“We survive and thrive only in an environment of concern, affection, and warmheartedness — or in a single word, compassion,” wrote the Dalai Lama in reflecting on how to live a more purposeful and meaningful life. “The essence of compassion is a desire to alleviate the suffering of others and to promote their well-being. This is the spiritual principle from which all other positive inner values emerge.”
In 2006, Buddhist monk and the Dalai Lama’s disciple Lobsang Phuntsok put this beautiful teaching into practice by creating a unique community for unwanted children called Jhamste Gatsal: The Garden of Love and Compassion. Located in the remote foothills of the Indian Himalayas, it provides a permanent home for over 85 orphaned and abandoned children.
“Everybody gave up hope on us but at this place you are welcome and you have the opportunity to change, and we will be with you no matter what,” says Lobsang Phuntsok to a group of children in the opening scene of the film Tashi and the Monk. “We need to move forward together, supporting each other, carrying each other. And these little ones, even the naughtiest ones, are the most amazing seat of compassion and love. Someday, they will blossom.”

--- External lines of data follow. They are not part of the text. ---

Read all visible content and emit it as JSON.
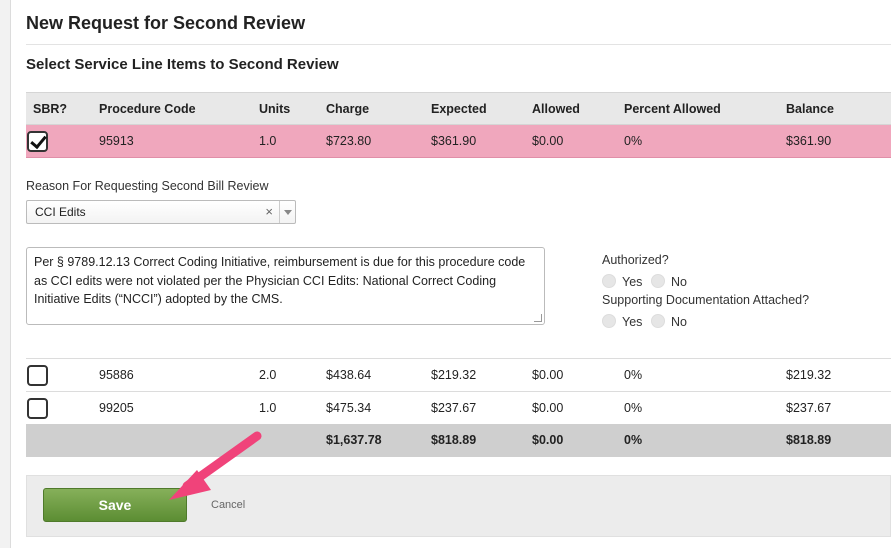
{
  "page": {
    "title": "New Request for Second Review",
    "section_title": "Select Service Line Items to Second Review"
  },
  "table": {
    "headers": {
      "sbr": "SBR?",
      "code": "Procedure Code",
      "units": "Units",
      "charge": "Charge",
      "expected": "Expected",
      "allowed": "Allowed",
      "pct": "Percent Allowed",
      "balance": "Balance"
    },
    "rows": [
      {
        "checked": true,
        "code": "95913",
        "units": "1.0",
        "charge": "$723.80",
        "expected": "$361.90",
        "allowed": "$0.00",
        "pct": "0%",
        "balance": "$361.90"
      },
      {
        "checked": false,
        "code": "95886",
        "units": "2.0",
        "charge": "$438.64",
        "expected": "$219.32",
        "allowed": "$0.00",
        "pct": "0%",
        "balance": "$219.32"
      },
      {
        "checked": false,
        "code": "99205",
        "units": "1.0",
        "charge": "$475.34",
        "expected": "$237.67",
        "allowed": "$0.00",
        "pct": "0%",
        "balance": "$237.67"
      }
    ],
    "totals": {
      "charge": "$1,637.78",
      "expected": "$818.89",
      "allowed": "$0.00",
      "pct": "0%",
      "balance": "$818.89"
    }
  },
  "reason": {
    "label": "Reason For Requesting Second Bill Review",
    "selected": "CCI Edits",
    "clear_glyph": "×"
  },
  "notes": {
    "text": "Per § 9789.12.13 Correct Coding Initiative, reimbursement is due for this procedure code as CCI edits were not violated per the Physician CCI Edits: National Correct Coding Initiative Edits (“NCCI”) adopted by the CMS."
  },
  "questions": {
    "authorized": {
      "label": "Authorized?",
      "yes": "Yes",
      "no": "No"
    },
    "supporting": {
      "label": "Supporting Documentation Attached?",
      "yes": "Yes",
      "no": "No"
    }
  },
  "actions": {
    "save": "Save",
    "cancel": "Cancel"
  },
  "colors": {
    "selected_row": "#f0a7bd",
    "save_button": "#6a9a3e",
    "annotation_arrow": "#f0437a"
  }
}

Among the little naughty ones is Tashi Drolma, Jhamste’s newest arrival. Her story paints both tragic and familiar picture: having recently lost her mother and abandoned by an alcoholic father, she was found eating dirt on the side of the road. A wild and troubled five-year-old, Tashi is a big personality in a small body. During the film, as Lobsang and the community work their magic, we witness her transformation from alienation and tantrums into someone capable of making her first friend and opening up to the world.

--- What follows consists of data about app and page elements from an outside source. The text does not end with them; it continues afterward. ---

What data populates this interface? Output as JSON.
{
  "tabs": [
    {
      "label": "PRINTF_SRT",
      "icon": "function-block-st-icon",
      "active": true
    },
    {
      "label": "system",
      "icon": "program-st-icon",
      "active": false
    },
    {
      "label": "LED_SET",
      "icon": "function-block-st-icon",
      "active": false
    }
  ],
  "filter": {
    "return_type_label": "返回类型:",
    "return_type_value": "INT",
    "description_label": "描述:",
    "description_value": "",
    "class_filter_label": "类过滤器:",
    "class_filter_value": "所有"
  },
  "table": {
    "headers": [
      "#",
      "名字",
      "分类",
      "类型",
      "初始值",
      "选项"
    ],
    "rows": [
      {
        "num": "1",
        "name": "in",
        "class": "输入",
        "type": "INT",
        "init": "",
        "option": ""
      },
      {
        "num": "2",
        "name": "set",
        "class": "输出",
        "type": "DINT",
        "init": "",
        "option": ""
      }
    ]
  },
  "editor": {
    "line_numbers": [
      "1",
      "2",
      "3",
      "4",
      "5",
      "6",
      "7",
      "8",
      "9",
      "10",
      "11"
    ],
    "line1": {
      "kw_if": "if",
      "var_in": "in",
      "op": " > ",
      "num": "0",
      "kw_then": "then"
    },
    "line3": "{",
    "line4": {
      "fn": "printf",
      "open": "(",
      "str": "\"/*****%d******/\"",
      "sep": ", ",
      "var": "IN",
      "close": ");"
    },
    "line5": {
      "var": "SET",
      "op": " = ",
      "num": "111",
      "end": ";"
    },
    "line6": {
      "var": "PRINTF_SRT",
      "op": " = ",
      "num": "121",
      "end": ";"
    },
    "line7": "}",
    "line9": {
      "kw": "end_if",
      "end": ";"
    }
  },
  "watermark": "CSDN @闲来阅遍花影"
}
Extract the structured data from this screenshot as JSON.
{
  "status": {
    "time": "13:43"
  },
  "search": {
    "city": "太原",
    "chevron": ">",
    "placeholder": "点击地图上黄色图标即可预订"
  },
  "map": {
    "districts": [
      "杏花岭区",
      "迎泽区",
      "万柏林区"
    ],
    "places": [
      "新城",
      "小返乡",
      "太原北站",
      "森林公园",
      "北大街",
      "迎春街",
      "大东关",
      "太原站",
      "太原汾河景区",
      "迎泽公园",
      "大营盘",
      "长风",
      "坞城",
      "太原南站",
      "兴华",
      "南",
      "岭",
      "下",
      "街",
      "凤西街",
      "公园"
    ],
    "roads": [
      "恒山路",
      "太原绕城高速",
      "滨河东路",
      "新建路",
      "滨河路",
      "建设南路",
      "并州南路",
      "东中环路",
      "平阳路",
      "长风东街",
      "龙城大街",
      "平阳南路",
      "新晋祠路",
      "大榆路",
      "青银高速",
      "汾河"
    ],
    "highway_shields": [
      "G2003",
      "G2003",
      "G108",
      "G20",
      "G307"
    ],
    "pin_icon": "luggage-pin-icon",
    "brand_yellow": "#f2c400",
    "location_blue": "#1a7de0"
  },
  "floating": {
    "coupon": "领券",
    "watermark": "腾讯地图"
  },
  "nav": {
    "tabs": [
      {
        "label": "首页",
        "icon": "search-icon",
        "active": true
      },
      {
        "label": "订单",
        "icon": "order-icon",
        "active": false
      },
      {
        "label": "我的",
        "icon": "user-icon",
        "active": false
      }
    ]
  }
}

Although Tashi and the Monk is available for free on the Jhamste Gatsal’s official YouTube channel, you can support the orphanage by purchasing the film, donating, or sponsoring a child. Complement with a short NPR interview where Lobsang Phuntsok and film director Andrew Hinton talk about the challenges and obstacles they faced during the filming process.